◆ Supplied material
+++++
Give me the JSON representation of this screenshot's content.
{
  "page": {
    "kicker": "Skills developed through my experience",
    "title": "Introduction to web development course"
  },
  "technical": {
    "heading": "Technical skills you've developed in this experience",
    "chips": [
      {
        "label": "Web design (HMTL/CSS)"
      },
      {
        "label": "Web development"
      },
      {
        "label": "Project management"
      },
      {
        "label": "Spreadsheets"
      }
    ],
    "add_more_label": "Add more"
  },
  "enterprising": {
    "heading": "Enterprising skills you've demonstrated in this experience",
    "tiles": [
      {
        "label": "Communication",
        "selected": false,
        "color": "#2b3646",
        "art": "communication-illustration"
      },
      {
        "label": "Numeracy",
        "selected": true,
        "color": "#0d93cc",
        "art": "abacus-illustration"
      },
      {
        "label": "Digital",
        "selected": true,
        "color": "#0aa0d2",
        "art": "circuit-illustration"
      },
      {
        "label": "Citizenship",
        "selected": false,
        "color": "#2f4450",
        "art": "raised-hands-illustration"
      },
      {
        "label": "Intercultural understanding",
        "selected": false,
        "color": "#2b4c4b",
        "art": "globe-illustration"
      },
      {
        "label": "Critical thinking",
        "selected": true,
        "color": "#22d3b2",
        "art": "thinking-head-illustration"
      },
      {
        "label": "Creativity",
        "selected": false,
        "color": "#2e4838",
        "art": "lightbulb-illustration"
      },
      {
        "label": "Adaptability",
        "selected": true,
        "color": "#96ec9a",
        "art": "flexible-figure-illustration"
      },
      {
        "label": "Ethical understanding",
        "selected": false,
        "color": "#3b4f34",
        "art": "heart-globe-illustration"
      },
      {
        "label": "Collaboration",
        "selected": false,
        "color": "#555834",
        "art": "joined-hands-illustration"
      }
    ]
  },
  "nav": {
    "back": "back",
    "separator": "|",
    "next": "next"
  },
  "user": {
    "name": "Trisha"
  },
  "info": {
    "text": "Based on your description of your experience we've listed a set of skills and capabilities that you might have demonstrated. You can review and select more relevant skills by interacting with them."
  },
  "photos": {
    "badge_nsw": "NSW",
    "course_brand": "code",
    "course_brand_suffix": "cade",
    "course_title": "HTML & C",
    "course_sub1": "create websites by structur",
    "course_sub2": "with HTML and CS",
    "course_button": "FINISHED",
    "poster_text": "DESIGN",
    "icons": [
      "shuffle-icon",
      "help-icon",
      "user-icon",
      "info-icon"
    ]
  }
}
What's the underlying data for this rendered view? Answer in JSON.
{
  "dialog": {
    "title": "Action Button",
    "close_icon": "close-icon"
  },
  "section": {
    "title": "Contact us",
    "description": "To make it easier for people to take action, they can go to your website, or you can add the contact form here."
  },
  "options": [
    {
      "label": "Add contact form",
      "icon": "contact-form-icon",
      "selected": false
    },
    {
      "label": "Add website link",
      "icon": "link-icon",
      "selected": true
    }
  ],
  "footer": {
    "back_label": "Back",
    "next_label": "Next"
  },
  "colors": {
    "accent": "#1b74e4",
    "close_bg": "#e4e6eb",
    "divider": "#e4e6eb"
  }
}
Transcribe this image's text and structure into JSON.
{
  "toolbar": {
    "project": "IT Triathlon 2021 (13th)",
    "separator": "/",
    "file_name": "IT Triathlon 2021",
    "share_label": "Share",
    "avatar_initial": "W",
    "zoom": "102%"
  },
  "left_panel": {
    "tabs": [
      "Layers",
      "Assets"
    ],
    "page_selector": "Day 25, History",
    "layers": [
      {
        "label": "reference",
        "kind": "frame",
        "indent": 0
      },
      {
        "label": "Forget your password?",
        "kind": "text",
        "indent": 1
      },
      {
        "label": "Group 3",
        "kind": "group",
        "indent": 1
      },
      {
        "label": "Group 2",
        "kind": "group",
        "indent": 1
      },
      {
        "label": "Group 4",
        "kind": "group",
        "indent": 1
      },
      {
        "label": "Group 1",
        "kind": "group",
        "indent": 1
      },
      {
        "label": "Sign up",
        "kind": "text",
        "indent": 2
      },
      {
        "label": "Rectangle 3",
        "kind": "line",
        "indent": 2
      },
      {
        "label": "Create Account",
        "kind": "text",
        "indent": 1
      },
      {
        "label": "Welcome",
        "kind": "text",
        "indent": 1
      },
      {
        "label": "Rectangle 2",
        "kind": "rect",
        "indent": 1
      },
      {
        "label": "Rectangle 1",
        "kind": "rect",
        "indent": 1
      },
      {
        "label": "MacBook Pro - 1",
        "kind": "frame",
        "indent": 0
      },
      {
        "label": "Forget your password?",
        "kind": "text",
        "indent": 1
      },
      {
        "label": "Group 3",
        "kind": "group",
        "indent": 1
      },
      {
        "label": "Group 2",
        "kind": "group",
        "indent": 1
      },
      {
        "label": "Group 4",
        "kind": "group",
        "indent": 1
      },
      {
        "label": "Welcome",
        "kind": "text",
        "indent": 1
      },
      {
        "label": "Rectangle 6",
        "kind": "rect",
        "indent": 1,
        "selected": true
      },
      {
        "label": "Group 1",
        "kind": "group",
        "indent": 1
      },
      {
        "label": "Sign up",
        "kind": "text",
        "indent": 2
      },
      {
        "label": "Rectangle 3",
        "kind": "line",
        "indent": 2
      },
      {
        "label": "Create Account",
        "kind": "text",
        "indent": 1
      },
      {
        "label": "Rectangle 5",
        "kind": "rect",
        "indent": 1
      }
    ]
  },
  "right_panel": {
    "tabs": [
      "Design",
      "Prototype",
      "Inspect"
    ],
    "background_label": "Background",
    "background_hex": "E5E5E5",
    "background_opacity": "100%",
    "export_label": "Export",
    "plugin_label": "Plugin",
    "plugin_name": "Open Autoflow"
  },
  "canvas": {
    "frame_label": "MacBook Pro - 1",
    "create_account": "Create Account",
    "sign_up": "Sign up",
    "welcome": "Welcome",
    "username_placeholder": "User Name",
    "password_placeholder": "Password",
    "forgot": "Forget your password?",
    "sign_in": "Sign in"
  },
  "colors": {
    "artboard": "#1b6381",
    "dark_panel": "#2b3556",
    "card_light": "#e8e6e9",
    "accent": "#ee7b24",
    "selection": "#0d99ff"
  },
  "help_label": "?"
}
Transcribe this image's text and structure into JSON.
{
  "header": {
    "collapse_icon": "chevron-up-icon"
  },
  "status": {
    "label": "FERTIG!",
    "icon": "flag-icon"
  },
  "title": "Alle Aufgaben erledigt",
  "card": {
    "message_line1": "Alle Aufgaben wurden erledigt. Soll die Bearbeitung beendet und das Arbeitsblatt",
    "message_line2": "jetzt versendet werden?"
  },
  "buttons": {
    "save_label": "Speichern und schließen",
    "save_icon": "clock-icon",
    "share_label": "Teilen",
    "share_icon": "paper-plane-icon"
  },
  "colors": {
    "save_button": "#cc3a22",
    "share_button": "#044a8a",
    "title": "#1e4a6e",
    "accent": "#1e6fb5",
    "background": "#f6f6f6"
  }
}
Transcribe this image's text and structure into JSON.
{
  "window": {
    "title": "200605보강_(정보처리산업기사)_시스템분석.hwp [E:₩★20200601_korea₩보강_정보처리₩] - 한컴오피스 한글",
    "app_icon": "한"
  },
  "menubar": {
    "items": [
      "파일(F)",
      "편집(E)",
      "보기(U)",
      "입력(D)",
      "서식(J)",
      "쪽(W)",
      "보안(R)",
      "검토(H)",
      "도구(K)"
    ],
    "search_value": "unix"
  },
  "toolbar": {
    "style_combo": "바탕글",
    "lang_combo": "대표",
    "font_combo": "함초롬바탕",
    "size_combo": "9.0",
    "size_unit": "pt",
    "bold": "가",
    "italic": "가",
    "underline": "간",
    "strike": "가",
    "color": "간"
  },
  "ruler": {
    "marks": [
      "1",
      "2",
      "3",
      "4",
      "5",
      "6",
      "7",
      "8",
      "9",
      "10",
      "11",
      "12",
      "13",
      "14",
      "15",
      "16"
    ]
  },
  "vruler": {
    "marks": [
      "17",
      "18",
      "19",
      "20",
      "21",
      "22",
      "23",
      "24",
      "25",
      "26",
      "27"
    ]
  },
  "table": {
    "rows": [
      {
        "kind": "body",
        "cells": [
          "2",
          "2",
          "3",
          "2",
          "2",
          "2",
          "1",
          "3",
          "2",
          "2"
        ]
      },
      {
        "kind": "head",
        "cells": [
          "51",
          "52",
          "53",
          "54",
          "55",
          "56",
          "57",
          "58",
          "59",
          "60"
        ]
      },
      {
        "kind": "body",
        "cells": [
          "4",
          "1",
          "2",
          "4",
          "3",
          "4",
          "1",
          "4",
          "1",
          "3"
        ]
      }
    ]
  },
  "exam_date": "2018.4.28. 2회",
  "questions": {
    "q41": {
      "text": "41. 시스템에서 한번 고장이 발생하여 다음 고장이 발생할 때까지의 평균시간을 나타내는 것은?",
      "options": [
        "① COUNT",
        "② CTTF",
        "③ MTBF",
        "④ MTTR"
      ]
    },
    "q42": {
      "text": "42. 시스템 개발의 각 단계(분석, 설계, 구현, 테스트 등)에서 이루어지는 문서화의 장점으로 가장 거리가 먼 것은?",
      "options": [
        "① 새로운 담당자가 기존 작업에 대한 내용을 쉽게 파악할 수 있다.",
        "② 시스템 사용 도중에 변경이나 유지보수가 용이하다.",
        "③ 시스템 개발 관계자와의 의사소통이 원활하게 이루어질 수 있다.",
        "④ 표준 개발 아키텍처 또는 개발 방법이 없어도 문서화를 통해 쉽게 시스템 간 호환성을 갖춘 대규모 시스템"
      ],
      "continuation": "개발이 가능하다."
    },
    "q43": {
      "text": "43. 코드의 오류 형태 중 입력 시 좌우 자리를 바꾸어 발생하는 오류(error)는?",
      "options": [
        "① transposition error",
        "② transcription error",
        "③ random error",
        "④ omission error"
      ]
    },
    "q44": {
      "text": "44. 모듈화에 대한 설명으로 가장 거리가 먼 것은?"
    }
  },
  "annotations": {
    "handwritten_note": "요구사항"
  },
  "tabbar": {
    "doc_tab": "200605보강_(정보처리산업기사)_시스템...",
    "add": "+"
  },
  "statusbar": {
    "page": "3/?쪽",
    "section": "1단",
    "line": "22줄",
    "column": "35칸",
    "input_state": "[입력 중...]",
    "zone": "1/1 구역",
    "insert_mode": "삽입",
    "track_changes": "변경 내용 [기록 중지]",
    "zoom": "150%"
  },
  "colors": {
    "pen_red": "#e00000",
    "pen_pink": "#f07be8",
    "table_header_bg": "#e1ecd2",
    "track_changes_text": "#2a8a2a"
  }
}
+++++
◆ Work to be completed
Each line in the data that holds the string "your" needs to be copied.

◆ Written answer
    "text": "Based on your description of your experience we've listed a set of skills and capabilities that you might have demonstrated. You can review and select more relevant skills by interacting with them."
    "description": "To make it easier for people to take action, they can go to your website, or you can add the contact form here."
        "label": "Forget your password?",
        "label": "Forget your password?",
    "forgot": "Forget your password?",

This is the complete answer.